By Hillary Borrud

The Bulletin

A city of Bend employee previously disciplined for going on a hunting trip partially paid for by a city contractor is once again under investigation.

The city placed Utilities Construction Supervisor Chris Brelje on paid leave April 16, city spokesman Justin Finestone wrote in an email. It is unclear why Brelje was placed on leave.

Human Resources Director Rob DuValle said he could not comment on the situation because he is conducting a personnel investigation. “It is my role to conduct the investigation in an impartial manner that ensures fairness to all persons involved the process,” DuValle wrote in an email. “I am unable to comment further at this point in time.”

DuValle wrote he was unaware until informed by The Bulletin that Brelje had appeared in an advertising brochure for a company called SolarBee, which sold solar-powered water treatment equipment to the city. DuValle did not know whether any city employee authorized Brelje to appear in the SolarBee materials. In the ad, Brelje stands next to a solar panel, atop one of the city’s water treatment tanks.

“Do you want high quality water in your town?” the company quotes Brelje as asking. “Then put a SolarBee mixer in your tank.”

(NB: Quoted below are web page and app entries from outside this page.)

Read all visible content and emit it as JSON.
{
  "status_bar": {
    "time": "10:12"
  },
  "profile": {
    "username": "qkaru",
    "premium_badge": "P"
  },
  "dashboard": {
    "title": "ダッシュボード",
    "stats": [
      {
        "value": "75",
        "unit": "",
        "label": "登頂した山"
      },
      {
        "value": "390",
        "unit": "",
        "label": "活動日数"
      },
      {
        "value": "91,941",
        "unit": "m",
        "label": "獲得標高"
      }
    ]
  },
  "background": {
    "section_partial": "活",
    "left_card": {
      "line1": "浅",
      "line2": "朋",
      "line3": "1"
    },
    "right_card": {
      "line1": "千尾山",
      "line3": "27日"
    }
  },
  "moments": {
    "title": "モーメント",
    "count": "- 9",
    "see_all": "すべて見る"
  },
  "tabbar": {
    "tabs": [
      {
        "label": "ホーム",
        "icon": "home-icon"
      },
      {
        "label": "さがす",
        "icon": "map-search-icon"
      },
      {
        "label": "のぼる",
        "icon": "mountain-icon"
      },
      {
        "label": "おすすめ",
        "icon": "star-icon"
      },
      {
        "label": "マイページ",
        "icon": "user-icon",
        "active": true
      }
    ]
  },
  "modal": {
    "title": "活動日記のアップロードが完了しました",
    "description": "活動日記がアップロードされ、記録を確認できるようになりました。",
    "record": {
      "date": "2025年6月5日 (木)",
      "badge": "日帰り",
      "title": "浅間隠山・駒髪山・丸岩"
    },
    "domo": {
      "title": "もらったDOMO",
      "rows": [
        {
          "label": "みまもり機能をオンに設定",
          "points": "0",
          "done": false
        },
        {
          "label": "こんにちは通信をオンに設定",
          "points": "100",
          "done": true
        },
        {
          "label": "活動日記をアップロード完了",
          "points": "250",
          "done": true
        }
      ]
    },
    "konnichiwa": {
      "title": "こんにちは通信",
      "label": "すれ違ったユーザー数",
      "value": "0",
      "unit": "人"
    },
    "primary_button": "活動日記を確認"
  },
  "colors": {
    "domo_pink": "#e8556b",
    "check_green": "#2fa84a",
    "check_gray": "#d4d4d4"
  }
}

The company goes on to quote additional comments by Brelje.

Under the city of Bend’s ethics policy, employees cannot accept “any personal benefit” from any vendor that does business, or seeks to do business, with the city.

It is unclear whether Brelje received payment or any other benefit for his participation in the advertisement. The Dickinson, N.D.-based parent company of SolarBee was closed for Good Friday, and Brelje could not be reached for comment.

In 2011, the city disciplined Brelje after an internal investigation revealed he went on an all-expenses-paid hunting trip in 2006. The city never revealed the type of discipline Brelje faced, nor did the investigative report name all of the companies that paid for the hunting trip. The cost of the trip was estimated at $600, and the only company identified in the report as having paid for the trip was local parts supplier Consolidated Supply Co. Other companies were involved, but the law firm hired by the city to investigate, Harrang Long Rudnick Gary PC, did not identify them.

The investigation was sparked by an anonymous complaint emailed to city councilors, claiming that Brelje funneled business to his friend Rob Jackson, who in 2006 was a salesman for Consolidated Supply and later became the co-owner of Creative Utility Solutions LLC.

The city spent $2.9 million with Consolidated Supply and more than $700,000 with Creative Utility Solutions from July 1, 2009, to June 30, 2011, The Bulletin reported. However, the city’s purchasing manager reviewed all transactions with the companies during the time and did not find any indication that employees violated city purchasing guidelines.

— Reporter: 541-617-7829,